Current Saturday Night Live (SNL) comic Will Forte may have bombed in the recent SNL spin-off MacGruber, but a dream team of SNL alums, including ringleader Adam Sandler, put the luster back in the SNL reputation with the audience-pleasing, all-ages comedy Grown Ups. Directing Sandler for the fifth time (with two more comedies forthcoming), directing vet Dennis Dugan has yet to please critics, but critical word of mouth is unnecessary with a marquee cast of popular funny men unloading all the slapstick gags and sarcastic zingers mainstream audiences want. As an added bonus, writers Fred Wolf and Sandler complement the lowbrow humor with some good-natured lessons regarding middle-aged parenting and the struggle to tear kids from their gadgets in service old-fashioned play. Happy Madison Productions and Relativity Media have stayed true to proven physical comedy formula and produced what's arguably the most family friendly of all Sandler comedies. While critics (like myself) will wonder how a movie boasting Chris Rock, Kevin James, Rob Schneider and Sandler isn't funnier, Grown Ups still promises to be a crossover smash for Columbia Pictures, likely drawing young teens as well as their parents. Reviews will be deservedly mediocre at best but Grown Ups will rise to the top of the already impressive Sander box office chart and turn out to be one of his biggest hits.
Five childhood friends and former teammates of their citywide champion junior high basketball team; Lenny (Sandler), Eric (James), Kurt (Rock), Marcus (Spade) and Rob (Schneider) reunite over a Fourth of July weekend at the same lake house where they celebrated their hoops championship 32 years before.
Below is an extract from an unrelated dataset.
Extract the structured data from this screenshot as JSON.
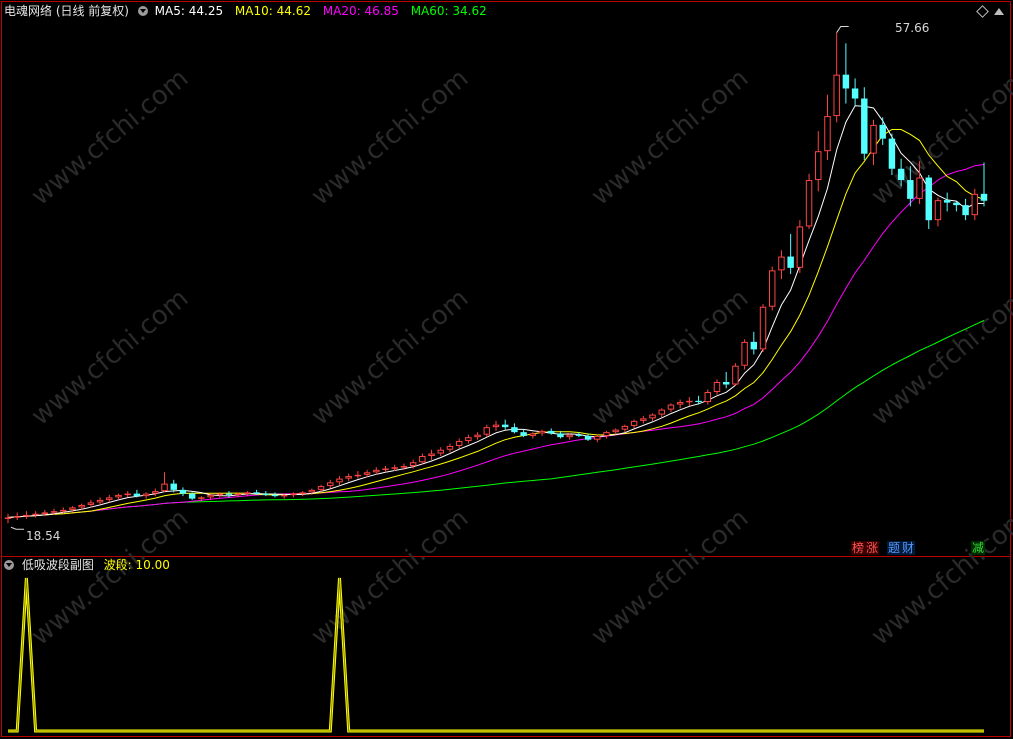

Their beloved coach has recently passed away and they've just come together for his funeral. In the process, they also catch up and learn about themselves.
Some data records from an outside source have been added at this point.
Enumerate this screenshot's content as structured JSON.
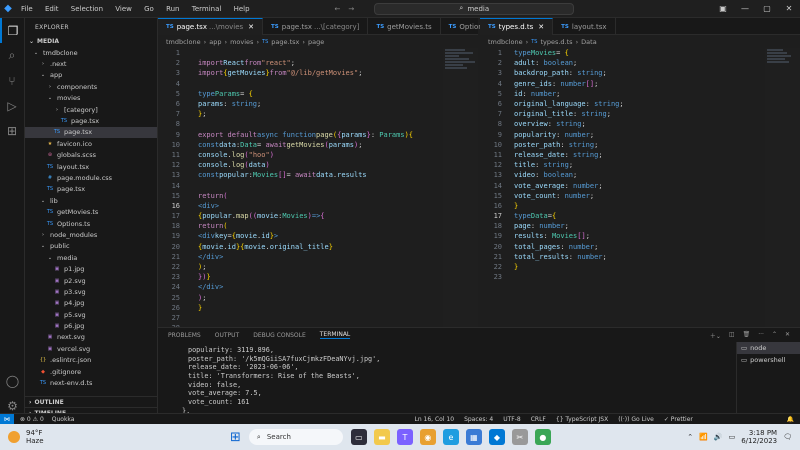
{
  "titlebar": {
    "menu": [
      "File",
      "Edit",
      "Selection",
      "View",
      "Go",
      "Run",
      "Terminal",
      "Help"
    ],
    "search": "media"
  },
  "explorer": {
    "title": "EXPLORER",
    "root": "MEDIA",
    "items": [
      {
        "label": "tmdbclone",
        "depth": 0,
        "kind": "folder-open"
      },
      {
        "label": ".next",
        "depth": 1,
        "kind": "folder"
      },
      {
        "label": "app",
        "depth": 1,
        "kind": "folder-open"
      },
      {
        "label": "components",
        "depth": 2,
        "kind": "folder"
      },
      {
        "label": "movies",
        "depth": 2,
        "kind": "folder-open"
      },
      {
        "label": "[category]",
        "depth": 3,
        "kind": "folder"
      },
      {
        "label": "page.tsx",
        "depth": 4,
        "kind": "ts"
      },
      {
        "label": "page.tsx",
        "depth": 3,
        "kind": "ts",
        "selected": true
      },
      {
        "label": "favicon.ico",
        "depth": 2,
        "kind": "ico"
      },
      {
        "label": "globals.scss",
        "depth": 2,
        "kind": "scss"
      },
      {
        "label": "layout.tsx",
        "depth": 2,
        "kind": "ts"
      },
      {
        "label": "page.module.css",
        "depth": 2,
        "kind": "css"
      },
      {
        "label": "page.tsx",
        "depth": 2,
        "kind": "ts"
      },
      {
        "label": "lib",
        "depth": 1,
        "kind": "folder-open"
      },
      {
        "label": "getMovies.ts",
        "depth": 2,
        "kind": "ts"
      },
      {
        "label": "Options.ts",
        "depth": 2,
        "kind": "ts"
      },
      {
        "label": "node_modules",
        "depth": 1,
        "kind": "folder"
      },
      {
        "label": "public",
        "depth": 1,
        "kind": "folder-open"
      },
      {
        "label": "media",
        "depth": 2,
        "kind": "folder-open"
      },
      {
        "label": "p1.jpg",
        "depth": 3,
        "kind": "img"
      },
      {
        "label": "p2.svg",
        "depth": 3,
        "kind": "img"
      },
      {
        "label": "p3.svg",
        "depth": 3,
        "kind": "img"
      },
      {
        "label": "p4.jpg",
        "depth": 3,
        "kind": "img"
      },
      {
        "label": "p5.svg",
        "depth": 3,
        "kind": "img"
      },
      {
        "label": "p6.jpg",
        "depth": 3,
        "kind": "img"
      },
      {
        "label": "next.svg",
        "depth": 2,
        "kind": "img"
      },
      {
        "label": "vercel.svg",
        "depth": 2,
        "kind": "img"
      },
      {
        "label": ".eslintrc.json",
        "depth": 1,
        "kind": "json"
      },
      {
        "label": ".gitignore",
        "depth": 1,
        "kind": "git"
      },
      {
        "label": "next-env.d.ts",
        "depth": 1,
        "kind": "ts"
      }
    ],
    "outline": "OUTLINE",
    "timeline": "TIMELINE"
  },
  "left_editor": {
    "tabs": [
      {
        "label": "page.tsx",
        "dim": "...\\movies",
        "active": true
      },
      {
        "label": "page.tsx",
        "dim": "...\\[category]",
        "active": false
      },
      {
        "label": "getMovies.ts",
        "dim": "",
        "active": false
      },
      {
        "label": "Options",
        "dim": "",
        "active": false
      }
    ],
    "breadcrumb": [
      "tmdbclone",
      "app",
      "movies",
      "page.tsx",
      "page"
    ]
  },
  "right_editor": {
    "tabs": [
      {
        "label": "types.d.ts",
        "dim": "",
        "active": true
      },
      {
        "label": "layout.tsx",
        "dim": "",
        "active": false
      }
    ],
    "breadcrumb": [
      "tmdbclone",
      "types.d.ts",
      "Data"
    ]
  },
  "panel": {
    "tabs": [
      "PROBLEMS",
      "OUTPUT",
      "DEBUG CONSOLE",
      "TERMINAL"
    ],
    "terminal_lines": [
      "popularity: 3119.896,",
      "poster_path: '/k5mQGiiSA7fuxCjmkzFDeaNYvj.jpg',",
      "release_date: '2023-06-06',",
      "title: 'Transformers: Rise of the Beasts',",
      "video: false,",
      "vote_average: 7.5,",
      "vote_count: 161",
      "},"
    ],
    "terminals": [
      "node",
      "powershell"
    ]
  },
  "statusbar": {
    "problems": "⊗ 0 ⚠ 0",
    "quokka": "Quokka",
    "position": "Ln 16, Col 10",
    "spaces": "Spaces: 4",
    "encoding": "UTF-8",
    "eol": "CRLF",
    "language": "{} TypeScript JSX",
    "golive": "Go Live",
    "prettier": "✓ Prettier"
  },
  "taskbar": {
    "temp": "94°F",
    "weather": "Haze",
    "search": "Search",
    "time": "3:18 PM",
    "date": "6/12/2023"
  },
  "colors": {
    "accent": "#0078d4",
    "keyword": "#569cd6",
    "string": "#ce9178",
    "type": "#4ec9b0"
  }
}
Sandler is the straight man in Grown Ups, playing a high-powered showbiz agent trying to teach some life lessons to his spoiled kids. Luckily, there's abundant lunacy to keep slapstick fans laughing even with a subdued Sandler front and center.
Kevin James dances with a Kentucky Fried Chicken tub on his head. David Spade is at his smarmy best getting drunk and chasing women. Rob Schneider is the stooge of the film with an outrageous hippie wardrobe and hairstyle that's referred to as "Elvis as an oompa loompa". Chris Rock has great fun playing against type as a timid househusband fixated on about his pumpkin risotto; although he still unloads plenty of comic zingers.
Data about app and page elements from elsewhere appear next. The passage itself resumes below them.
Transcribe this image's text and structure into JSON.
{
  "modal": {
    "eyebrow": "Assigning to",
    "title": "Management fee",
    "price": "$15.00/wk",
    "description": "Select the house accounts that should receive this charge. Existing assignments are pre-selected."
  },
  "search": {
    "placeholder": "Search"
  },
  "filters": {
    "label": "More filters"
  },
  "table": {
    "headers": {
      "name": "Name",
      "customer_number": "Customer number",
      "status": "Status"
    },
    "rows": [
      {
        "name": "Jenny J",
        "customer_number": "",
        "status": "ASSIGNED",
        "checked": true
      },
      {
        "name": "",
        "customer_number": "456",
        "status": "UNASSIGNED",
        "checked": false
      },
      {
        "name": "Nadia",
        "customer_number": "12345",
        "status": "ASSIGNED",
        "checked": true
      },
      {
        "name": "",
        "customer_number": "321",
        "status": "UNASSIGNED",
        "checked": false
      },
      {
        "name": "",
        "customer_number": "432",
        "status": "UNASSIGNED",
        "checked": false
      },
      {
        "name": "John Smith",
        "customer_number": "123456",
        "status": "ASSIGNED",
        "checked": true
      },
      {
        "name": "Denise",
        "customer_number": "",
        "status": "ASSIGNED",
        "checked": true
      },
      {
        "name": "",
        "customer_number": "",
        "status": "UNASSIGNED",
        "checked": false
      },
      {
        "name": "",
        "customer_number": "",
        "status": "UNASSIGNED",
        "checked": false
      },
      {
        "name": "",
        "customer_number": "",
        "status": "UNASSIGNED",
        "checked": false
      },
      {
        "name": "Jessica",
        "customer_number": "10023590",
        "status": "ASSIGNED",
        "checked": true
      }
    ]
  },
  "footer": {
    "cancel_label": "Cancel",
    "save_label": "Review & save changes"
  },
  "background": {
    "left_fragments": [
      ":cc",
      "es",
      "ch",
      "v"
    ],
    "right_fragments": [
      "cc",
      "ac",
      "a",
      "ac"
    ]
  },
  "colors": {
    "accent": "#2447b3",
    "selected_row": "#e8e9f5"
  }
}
Dugan makes clownish use of his supporting cast. Maya Rudolph is as funny as ever as Rock's wisecracking wife. Maria Bello shows surprising skill for comedy as James' celebrity-obsessed wife. Salma Hayek looks great as Sandler's spouse and is game for slapstick, even walking through the lake house with toilet paper stuck to her in one scene. A cameo from Steve Buscemi, in a body cast no less, adds to the fun.
Cinematographer Theo Van de Sande delivers matter-of-fact camerawork and editor Tom Costain keeps the plot moving quickly even despite Dugan's overuse of childhood flashbacks. Production designer Perry Andelin Blake makes beautiful use of the film's lakefront setting in Essex, MA.
Still, Sandler comedies are about gags not visual flash and Grown Ups unloads running jokes involving a mother-in-law who farts constantly, a mother who breastfeeds her 4 year old son and parents peeing in public pools. For the adults in the audience, Dugan also offers a period soundtrack and familiar lessons for parents who struggle with their kids' addictions to gadgets.
Critics, myself included, continue to gush nostalgically about Adam Sandler in Punch-Drunk Love--just like we did with Jerry Lewis in The King of Comedy. But Sandler's army of fans want the low-brow gags of Grown Ups, and for them a man squirted with breast milk is as good as it gets.
Distributor: Columbia Pictures
Cast: Adam Sandler, Salma Hayek, Maria Bello, Kevin James, Maya Rudolph, Rob Schneider, Chris Rock, Jamie Chung, David Spade and Tim Meadows
Director: Dennis Dugan
Screenwriters: Adam Sandler & Fred Wolf
Producers: Adam Sandler and Jack Giarraputo
Rating: PG-13 for crude material including suggestive references, language and some male rear nudity.
Running time: 102 min
Release Date: June 25, 2010